TASK OBJECTIVE
Nothing in the data should change when you return it, but leave the pictures out.

[Items from a dataset]
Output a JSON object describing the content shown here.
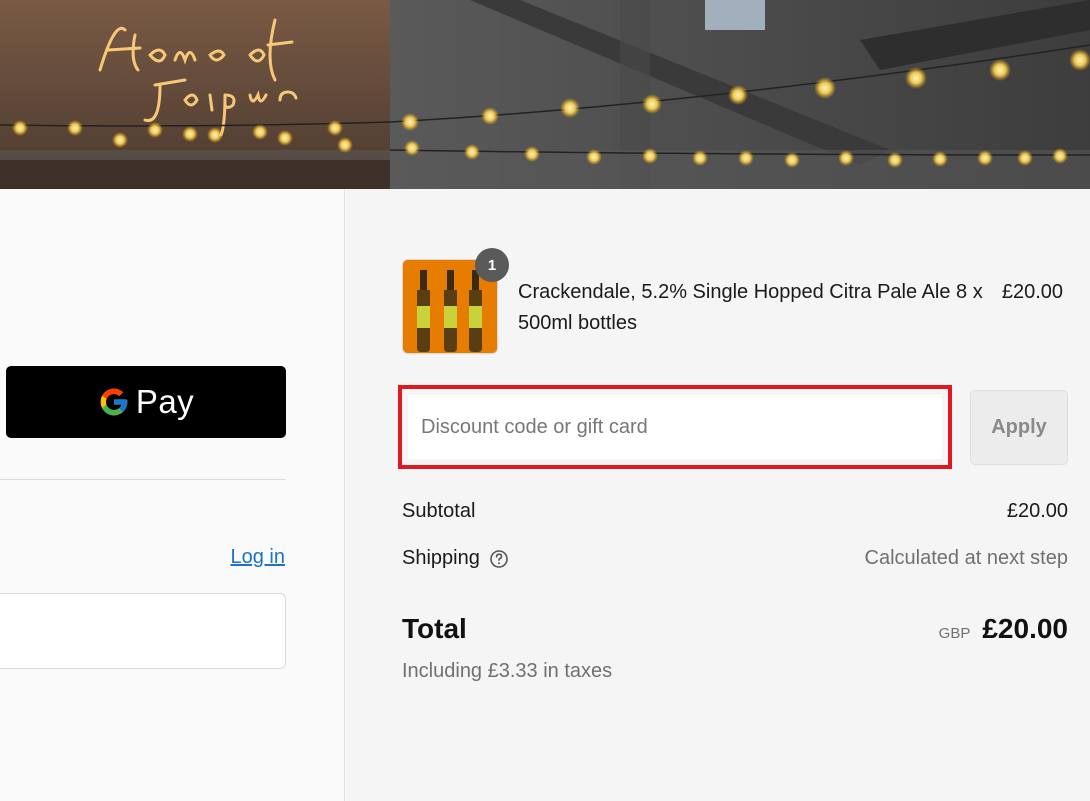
{
  "hero": {
    "sign_line1": "Home of",
    "sign_line2": "Jaipur"
  },
  "express_checkout": {
    "gpay_label": "Pay"
  },
  "account": {
    "login_label": "Log in"
  },
  "cart": {
    "item": {
      "quantity": "1",
      "name": "Crackendale, 5.2% Single Hopped Citra Pale Ale 8 x 500ml bottles",
      "price": "£20.00"
    }
  },
  "discount": {
    "placeholder": "Discount code or gift card",
    "apply_label": "Apply"
  },
  "summary": {
    "subtotal_label": "Subtotal",
    "subtotal_value": "£20.00",
    "shipping_label": "Shipping",
    "shipping_value": "Calculated at next step",
    "total_label": "Total",
    "currency": "GBP",
    "total_value": "£20.00",
    "taxes_note": "Including £3.33 in taxes"
  },
  "colors": {
    "highlight": "#e0181f",
    "link": "#1a73c6",
    "badge": "#5a5a5a"
  }
}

RESPONSE AREA
Output a JSON object describing the content shown here.
{
  "hero": {
    "sign_line1": "Home of",
    "sign_line2": "Jaipur"
  },
  "express_checkout": {
    "gpay_label": "Pay"
  },
  "account": {
    "login_label": "Log in"
  },
  "cart": {
    "item": {
      "quantity": "1",
      "name": "Crackendale, 5.2% Single Hopped Citra Pale Ale 8 x 500ml bottles",
      "price": "£20.00"
    }
  },
  "discount": {
    "placeholder": "Discount code or gift card",
    "apply_label": "Apply"
  },
  "summary": {
    "subtotal_label": "Subtotal",
    "subtotal_value": "£20.00",
    "shipping_label": "Shipping",
    "shipping_value": "Calculated at next step",
    "total_label": "Total",
    "currency": "GBP",
    "total_value": "£20.00",
    "taxes_note": "Including £3.33 in taxes"
  },
  "colors": {
    "highlight": "#e0181f",
    "link": "#1a73c6",
    "badge": "#5a5a5a"
  }
}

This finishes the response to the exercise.